Mary, demonstrates this kind of awareness as she contemplates Jesus born into the world, and the hymn that she sings – called the magnificat – holds some of her response, even though it seems that she proclaims these words right near the beginning of her pregnancy when she meets Elizabeth. Can she know all of what she will experience being pregnant with Jesus, or the birth, or the effort of bringing him up, watching him, and watching the mystery of who he is unfold? Of course not! She was a young girl.
But of course, this gospel story is only written at the end of the 1st century, so the writer has the benefit of observing Mary at the time, through it, and after it all. There is prophetic message in her proclamation – God’s actions from time of old – God is also doing something new – turning the world upside down through this incarnation.
But Mary, is really the teacher of the mystery. She was present to it step-by-step. Feeling him move in the womb, giving birth to him, feeding him, observing him as he grew up, and seeing his divinity revealed as it happened, and his trial, suffering and death, and rising and ascension. This is an incarnational relationship, and what she gives to us is her pondering observing, responding, (some written, some imagined, and gained only through my pondering her story….).

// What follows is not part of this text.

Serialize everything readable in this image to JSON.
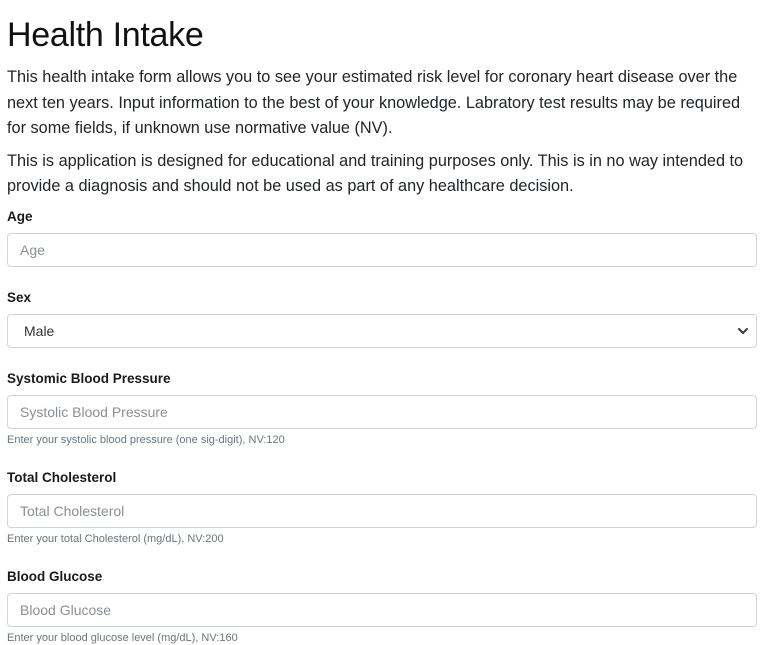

It is like the stories we’ve heard from mothers and grandmothers of refugees – Libya to the continent, and southern states to the USA. Just like the stories of Indigenous mothers in the past generation watching their children and grandchildren suffer as they are removed from home to school, and their language removed, and their suffering, and the death of some. This is how we get in touch with gospel mystery, and open ourselves to learn through it and be changed by it – which is God changing us.
So, certainly there is a personal response to Jesus through baptism, or through my “yes”, or how ever you understand being born again into Jesus, but then there is being born again, and again and again, and these re-births come through pondering the mystery’s/complexities of the gospels myself, and through the experience of holy people who’s stories we ponder.
 Helen Dunn, The Spirit of the Time, (CCC. August 16, 2019).
 William Bausch, Storytelling. Imagination and Faith. (Mystic, CT: Twenty-Third Publications, 1984),115
 Hannah’s poem in 1 Sam 2, it has what is called CONTINUITY, –, God taking the part of the poor, lonely and oppressed, and mercy shown from generation to generation) so God is working in the ways God has always worked. But there is also DISCONTINUITY. God is also doing something new. Luke is also challenging the reasonably wealthy to realize they have to make a difference in society – because they can.